Instructions for the task: Identify all lines in the listing that include the word "dates", and copy them out.

(Data provided Opens)

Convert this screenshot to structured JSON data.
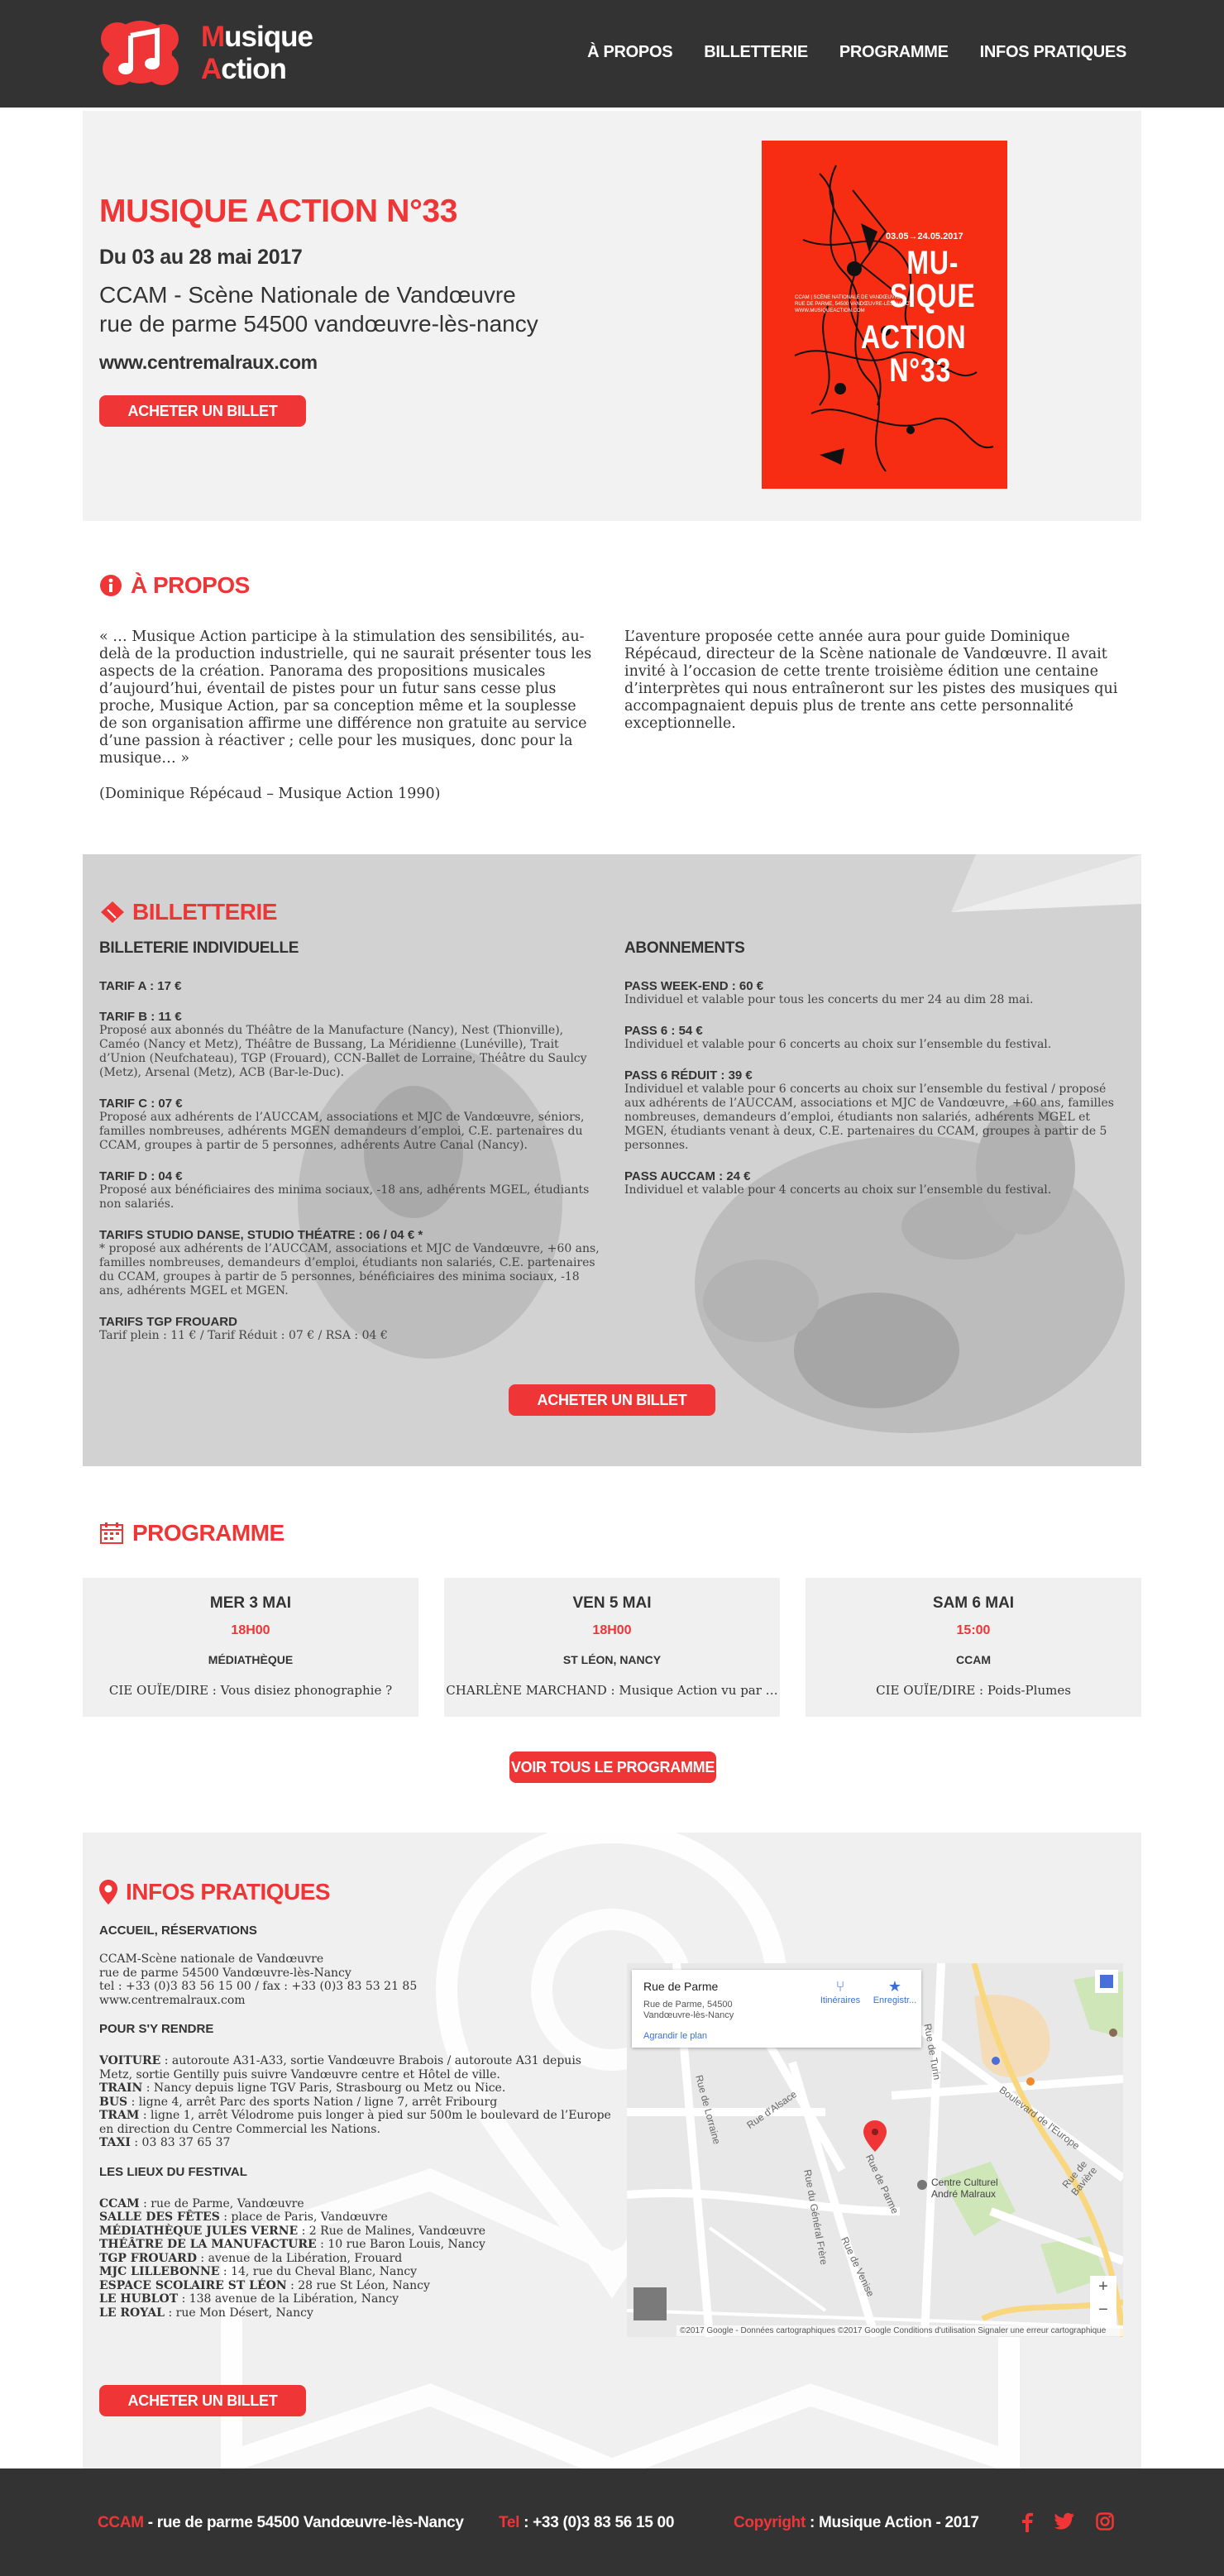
{
  "header": {
    "logo_line1": "Musique",
    "logo_line2": "Action",
    "nav": [
      "À PROPOS",
      "BILLETTERIE",
      "PROGRAMME",
      "INFOS PRATIQUES"
    ]
  },
  "hero": {
    "title": "MUSIQUE ACTION N°33",
    "dates": "Du 03 au 28 mai 2017",
    "venue_line1": "CCAM - Scène Nationale de Vandœuvre",
    "venue_line2": "rue de parme 54500 vandœuvre-lès-nancy",
    "website": "www.centremalraux.com",
    "cta": "ACHETER UN BILLET",
    "poster": {
      "dates": "03.05→24.05.2017",
      "small_lines": [
        "CCAM | SCÈNE NATIONALE DE VANDŒUVRE",
        "RUE DE PARME, 54500 VANDŒUVRE-LÈS-NANCY",
        "WWW.MUSIQUEACTION.COM"
      ],
      "words": [
        "MU-",
        "SIQUE",
        "ACTION",
        "N°33"
      ]
    }
  },
  "apropos": {
    "title": "À PROPOS",
    "left_p1": "« … Musique Action participe à la stimulation des sensibilités, au-delà de la production industrielle, qui ne saurait présenter tous les aspects de la création. Panorama des propositions musicales d’aujourd’hui, éventail de pistes pour un futur sans cesse plus proche, Musique Action, par sa conception même et la souplesse de son organisation affirme une différence non gratuite au service d’une passion à réactiver ; celle pour les musiques, donc pour la musique… »",
    "left_p2": "(Dominique Répécaud – Musique Action 1990)",
    "right_p1": "L’aventure proposée cette année aura pour guide Dominique Répécaud, directeur de la Scène nationale de Vandœuvre. Il avait invité à l’occasion de cette trente troisième édition une centaine d’interprètes qui nous entraîneront sur les pistes des musiques qui accompagnaient depuis plus de trente ans cette personnalité exceptionnelle."
  },
  "billetterie": {
    "title": "BILLETTERIE",
    "left_heading": "BILLETERIE INDIVIDUELLE",
    "right_heading": "ABONNEMENTS",
    "tarifs": [
      {
        "label": "TARIF A : 17 €",
        "text": ""
      },
      {
        "label": "TARIF B : 11 €",
        "text": "Proposé aux abonnés du Théâtre de la Manufacture (Nancy), Nest (Thionville), Caméo (Nancy et Metz), Théâtre de Bussang, La Méridienne (Lunéville), Trait d’Union (Neufchateau), TGP (Frouard), CCN-Ballet de Lorraine, Théâtre du Saulcy (Metz), Arsenal (Metz), ACB (Bar-le-Duc)."
      },
      {
        "label": "TARIF C : 07 €",
        "text": "Proposé aux adhérents de l’AUCCAM, associations et MJC de Vandœuvre, séniors, familles nombreuses, adhérents MGEN demandeurs d’emploi, C.E. partenaires du CCAM, groupes à partir de 5 personnes, adhérents Autre Canal (Nancy)."
      },
      {
        "label": "TARIF D : 04 €",
        "text": "Proposé aux bénéficiaires des minima sociaux, -18 ans, adhérents MGEL, étudiants non salariés."
      },
      {
        "label": "TARIFS STUDIO DANSE, STUDIO THÉATRE : 06 / 04 € *",
        "text": "* proposé aux adhérents de l’AUCCAM, associations et MJC de Vandœuvre, +60 ans, familles nombreuses, demandeurs d’emploi, étudiants non salariés, C.E. partenaires du CCAM, groupes à partir de 5 personnes, bénéficiaires des minima sociaux, -18 ans, adhérents MGEL et MGEN."
      },
      {
        "label": "TARIFS TGP FROUARD",
        "text": "Tarif plein : 11 € / Tarif Réduit : 07 € / RSA : 04 €"
      }
    ],
    "abonnements": [
      {
        "label": "PASS WEEK-END : 60 €",
        "text": "Individuel et valable pour tous les concerts du mer 24 au dim 28 mai."
      },
      {
        "label": "PASS 6 : 54 €",
        "text": "Individuel et valable pour 6 concerts au choix sur l’ensemble du festival."
      },
      {
        "label": "PASS 6 RÉDUIT : 39 €",
        "text": "Individuel et valable pour 6 concerts au choix sur l’ensemble du festival / proposé aux adhérents de l’AUCCAM, associations et MJC de Vandœuvre, +60 ans, familles nombreuses, demandeurs d’emploi, étudiants non salariés, adhérents MGEL et MGEN, étudiants venant à deux, C.E. partenaires du CCAM, groupes à partir de 5 personnes."
      },
      {
        "label": "PASS AUCCAM : 24 €",
        "text": "Individuel et valable pour 4 concerts au choix sur l’ensemble du festival."
      }
    ],
    "cta": "ACHETER UN BILLET"
  },
  "programme": {
    "title": "PROGRAMME",
    "cards": [
      {
        "date": "MER 3 MAI",
        "hour": "18H00",
        "place": "MÉDIATHÈQUE",
        "artist": "CIE OUÏE/DIRE : Vous disiez phonographie ?"
      },
      {
        "date": "VEN 5 MAI",
        "hour": "18H00",
        "place": "ST LÉON, NANCY",
        "artist": "CHARLÈNE MARCHAND : Musique Action vu par …"
      },
      {
        "date": "SAM 6 MAI",
        "hour": "15:00",
        "place": "CCAM",
        "artist": "CIE OUÏE/DIRE : Poids-Plumes"
      }
    ],
    "cta": "VOIR TOUS LE PROGRAMME"
  },
  "infos": {
    "title": "INFOS PRATIQUES",
    "accueil_heading": "ACCUEIL, RÉSERVATIONS",
    "accueil_lines": [
      "CCAM-Scène nationale de Vandœuvre",
      "rue de parme 54500 Vandœuvre-lès-Nancy",
      "tel : +33 (0)3 83 56 15 00 / fax : +33 (0)3 83 53 21 85",
      "www.centremalraux.com"
    ],
    "rendre_heading": "POUR S'Y RENDRE",
    "rendre": [
      {
        "k": "VOITURE",
        "v": " : autoroute A31-A33, sortie Vandœuvre Brabois / autoroute A31 depuis Metz, sortie Gentilly puis suivre Vandœuvre centre et Hôtel de ville."
      },
      {
        "k": "TRAIN",
        "v": " : Nancy depuis ligne TGV Paris, Strasbourg ou Metz ou Nice."
      },
      {
        "k": "BUS",
        "v": " : ligne 4, arrêt Parc des sports Nation / ligne 7, arrêt Fribourg"
      },
      {
        "k": "TRAM",
        "v": " : ligne 1, arrêt Vélodrome puis longer à pied sur 500m le boulevard de l’Europe en direction du Centre Commercial les Nations."
      },
      {
        "k": "TAXI",
        "v": " : 03 83 37 65 37"
      }
    ],
    "lieux_heading": "LES LIEUX DU FESTIVAL",
    "lieux": [
      {
        "k": "CCAM",
        "v": " : rue de Parme, Vandœuvre"
      },
      {
        "k": "SALLE DES FÊTES",
        "v": " : place de Paris, Vandœuvre"
      },
      {
        "k": "MÉDIATHÈQUE JULES VERNE",
        "v": " : 2 Rue de Malines, Vandœuvre"
      },
      {
        "k": "THÉÂTRE DE LA MANUFACTURE",
        "v": " : 10 rue Baron Louis, Nancy"
      },
      {
        "k": "TGP FROUARD",
        "v": " : avenue de la Libération, Frouard"
      },
      {
        "k": "MJC LILLEBONNE",
        "v": " : 14, rue du Cheval Blanc, Nancy"
      },
      {
        "k": "ESPACE SCOLAIRE ST LÉON",
        "v": " : 28 rue St Léon, Nancy"
      },
      {
        "k": "LE HUBLOT",
        "v": " : 138 avenue de la Libération, Nancy"
      },
      {
        "k": "LE ROYAL",
        "v": " : rue Mon Désert, Nancy"
      }
    ],
    "cta": "ACHETER UN BILLET",
    "map": {
      "card_title": "Rue de Parme",
      "card_address": "Rue de Parme, 54500 Vandœuvre-lès-Nancy",
      "card_link": "Agrandir le plan",
      "directions": "Itinéraires",
      "save": "Enregistr...",
      "poi": "Centre Culturel André Malraux",
      "streets": [
        "Rue de Lorraine",
        "Rue d'Alsace",
        "Rue de Parme",
        "Rue de Venise",
        "Boulevard de l'Europe",
        "Rue du Général Frère",
        "Rue de Turin",
        "Rue de Bavière"
      ],
      "footer": "©2017 Google - Données cartographiques ©2017 Google   Conditions d'utilisation   Signaler une erreur cartographique",
      "zoom_in": "+",
      "zoom_out": "−"
    }
  },
  "footer": {
    "addr_key": "CCAM",
    "addr_val": " - rue de parme 54500 Vandœuvre-lès-Nancy",
    "tel_key": "Tel",
    "tel_val": " : +33 (0)3 83 56 15 00",
    "copy_key": "Copyright",
    "copy_val": " : Musique Action - 2017",
    "social": [
      "facebook-icon",
      "twitter-icon",
      "instagram-icon"
    ]
  },
  "colors": {
    "accent": "#ef3535",
    "header": "#333333",
    "panel": "#f2f2f2"
  }
}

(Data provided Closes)

Answer space:
    "dates": "Du 03 au 28 mai 2017",
      "dates": "03.05→24.05.2017",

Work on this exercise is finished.